(Data records for software interfaces)
----------

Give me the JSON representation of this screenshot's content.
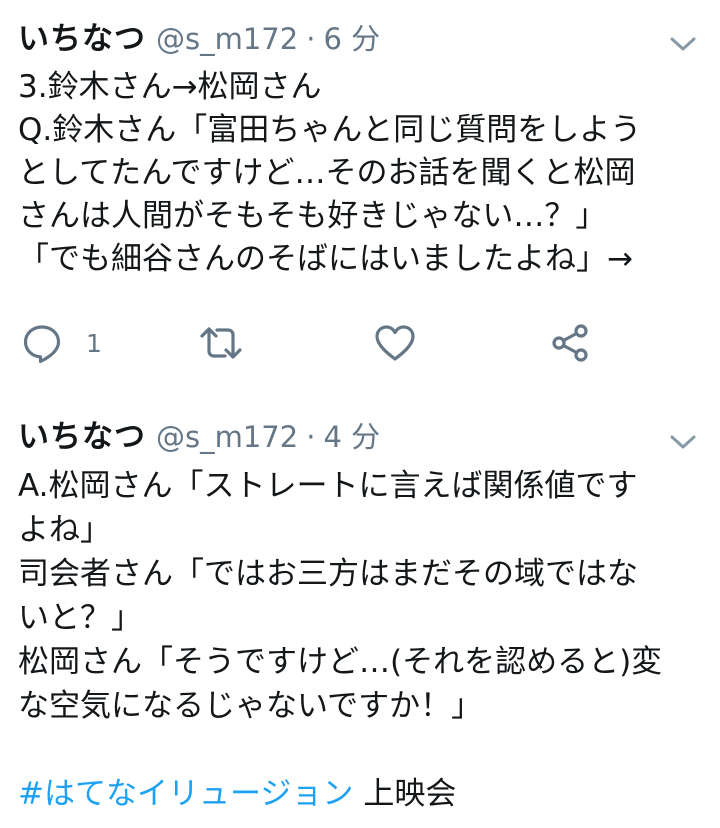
{
  "tweets": [
    {
      "display_name": "いちなつ",
      "handle": "@s_m172",
      "separator": "·",
      "time": "6 分",
      "lines": [
        "3.鈴木さん→松岡さん",
        "Q.鈴木さん「富田ちゃんと同じ質問をしよう",
        "としてたんですけど…そのお話を聞くと松岡",
        "さんは人間がそもそも好きじゃない…？」",
        "「でも細谷さんのそばにはいましたよね」→"
      ],
      "reply_count": "1",
      "icons": {
        "reply": "reply-icon",
        "retweet": "retweet-icon",
        "like": "heart-icon",
        "share": "share-icon",
        "menu": "chevron-down-icon"
      }
    },
    {
      "display_name": "いちなつ",
      "handle": "@s_m172",
      "separator": "·",
      "time": "4 分",
      "lines": [
        "A.松岡さん「ストレートに言えば関係値です",
        "よね」",
        "司会者さん「ではお三方はまだその域ではな",
        "いと？」",
        "松岡さん「そうですけど…(それを認めると)変",
        "な空気になるじゃないですか！」"
      ],
      "hashtag": "#はてなイリュージョン",
      "hashtag_suffix": "上映会"
    }
  ],
  "colors": {
    "text": "#14171a",
    "secondary": "#657786",
    "link": "#1da1f2"
  }
}
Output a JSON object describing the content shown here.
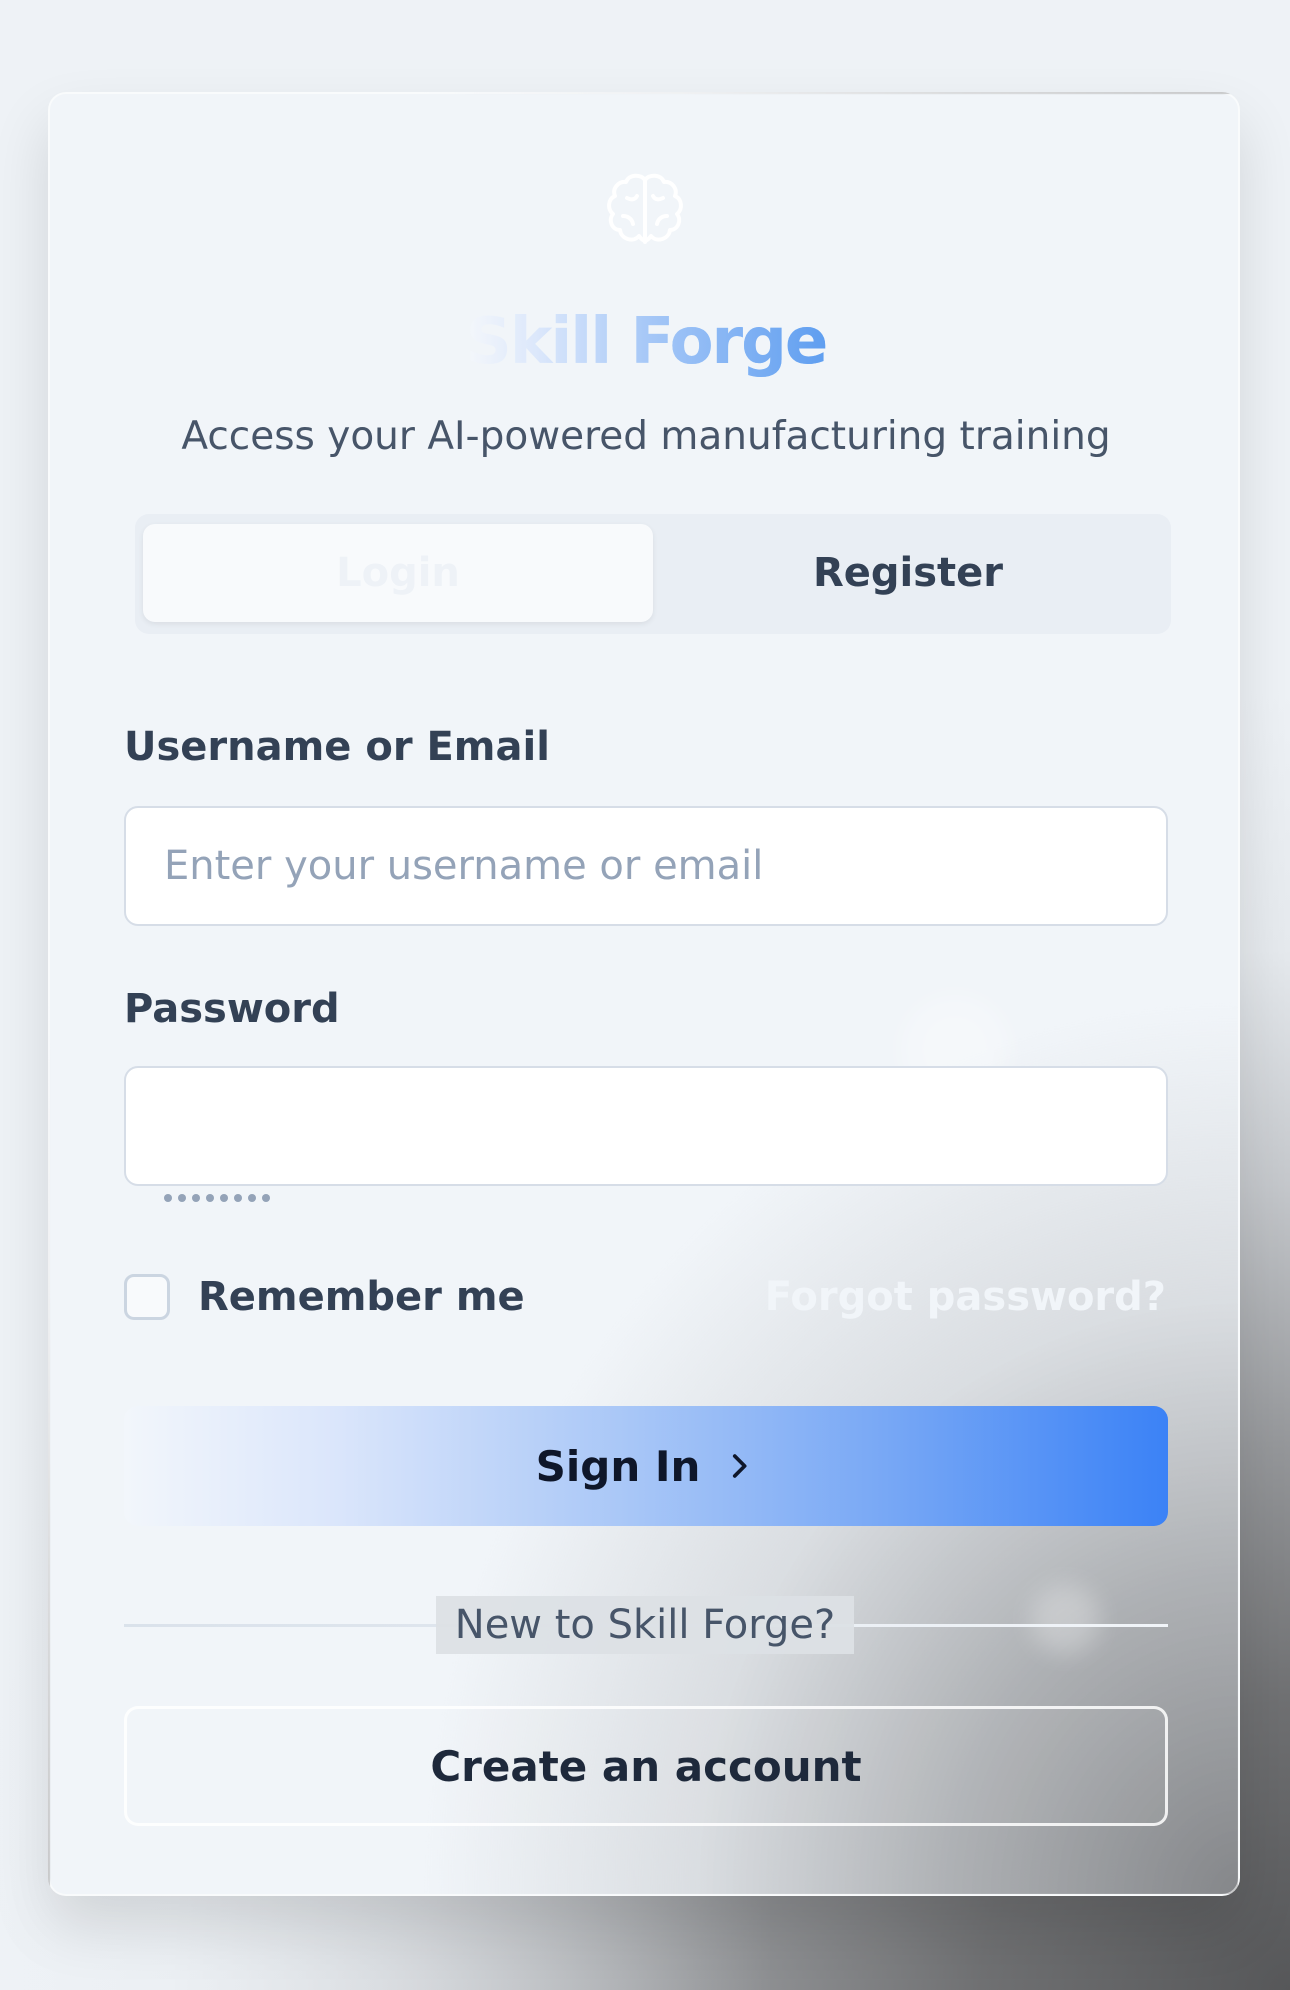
{
  "brand": {
    "name": "Skill Forge",
    "subtitle": "Access your AI-powered manufacturing training",
    "logo_icon": "brain-icon"
  },
  "tabs": [
    {
      "label": "Login",
      "active": true
    },
    {
      "label": "Register",
      "active": false
    }
  ],
  "form": {
    "username_label": "Username or Email",
    "username_placeholder": "Enter your username or email",
    "password_label": "Password",
    "password_value": "••••••••",
    "remember_label": "Remember me",
    "remember_checked": false,
    "forgot_label": "Forgot password?",
    "submit_label": "Sign In",
    "submit_icon": "chevron-right-icon"
  },
  "footer": {
    "divider_text": "New to Skill Forge?",
    "create_label": "Create an account"
  },
  "colors": {
    "accent": "#3b82f6",
    "accent_light": "#93c5fd",
    "text": "#334155",
    "muted": "#94a3b8"
  }
}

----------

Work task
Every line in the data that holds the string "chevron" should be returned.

Solution below
        "menu": "chevron-down-icon"
    "submit_icon": "chevron-right-icon"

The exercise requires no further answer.